Excerpted data:
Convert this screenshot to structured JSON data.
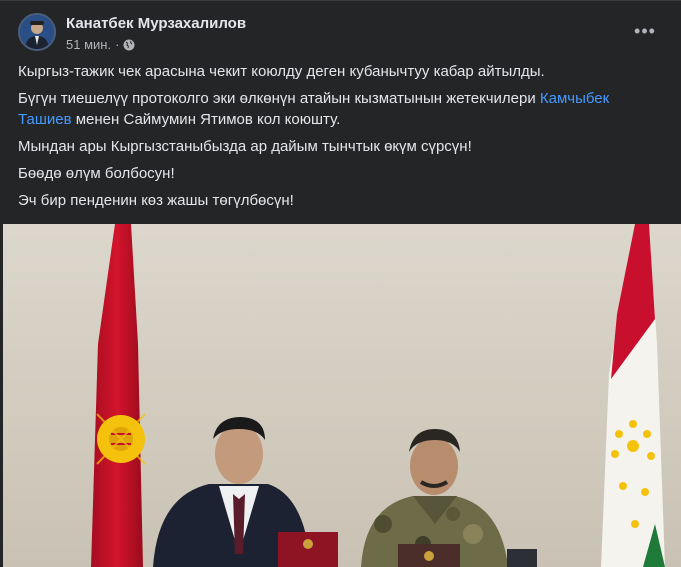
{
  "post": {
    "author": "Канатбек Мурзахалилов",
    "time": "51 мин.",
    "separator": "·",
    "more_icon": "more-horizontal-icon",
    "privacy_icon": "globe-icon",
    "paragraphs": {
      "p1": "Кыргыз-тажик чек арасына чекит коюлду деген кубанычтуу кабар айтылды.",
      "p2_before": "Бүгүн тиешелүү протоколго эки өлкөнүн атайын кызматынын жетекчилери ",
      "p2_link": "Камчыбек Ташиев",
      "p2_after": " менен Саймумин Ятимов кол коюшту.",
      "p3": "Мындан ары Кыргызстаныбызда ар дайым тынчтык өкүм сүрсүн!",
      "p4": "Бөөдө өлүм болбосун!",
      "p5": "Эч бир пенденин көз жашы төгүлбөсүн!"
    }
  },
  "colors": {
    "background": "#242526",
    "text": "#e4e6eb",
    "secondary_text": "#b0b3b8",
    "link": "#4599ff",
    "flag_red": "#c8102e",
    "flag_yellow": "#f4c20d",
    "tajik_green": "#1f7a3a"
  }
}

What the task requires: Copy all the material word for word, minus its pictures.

Solved problem:
Convert this screenshot to structured JSON data.
{
  "post": {
    "author": "Канатбек Мурзахалилов",
    "time": "51 мин.",
    "separator": "·",
    "more_icon": "more-horizontal-icon",
    "privacy_icon": "globe-icon",
    "paragraphs": {
      "p1": "Кыргыз-тажик чек арасына чекит коюлду деген кубанычтуу кабар айтылды.",
      "p2_before": "Бүгүн тиешелүү протоколго эки өлкөнүн атайын кызматынын жетекчилери ",
      "p2_link": "Камчыбек Ташиев",
      "p2_after": " менен Саймумин Ятимов кол коюшту.",
      "p3": "Мындан ары Кыргызстаныбызда ар дайым тынчтык өкүм сүрсүн!",
      "p4": "Бөөдө өлүм болбосун!",
      "p5": "Эч бир пенденин көз жашы төгүлбөсүн!"
    }
  },
  "colors": {
    "background": "#242526",
    "text": "#e4e6eb",
    "secondary_text": "#b0b3b8",
    "link": "#4599ff",
    "flag_red": "#c8102e",
    "flag_yellow": "#f4c20d",
    "tajik_green": "#1f7a3a"
  }
}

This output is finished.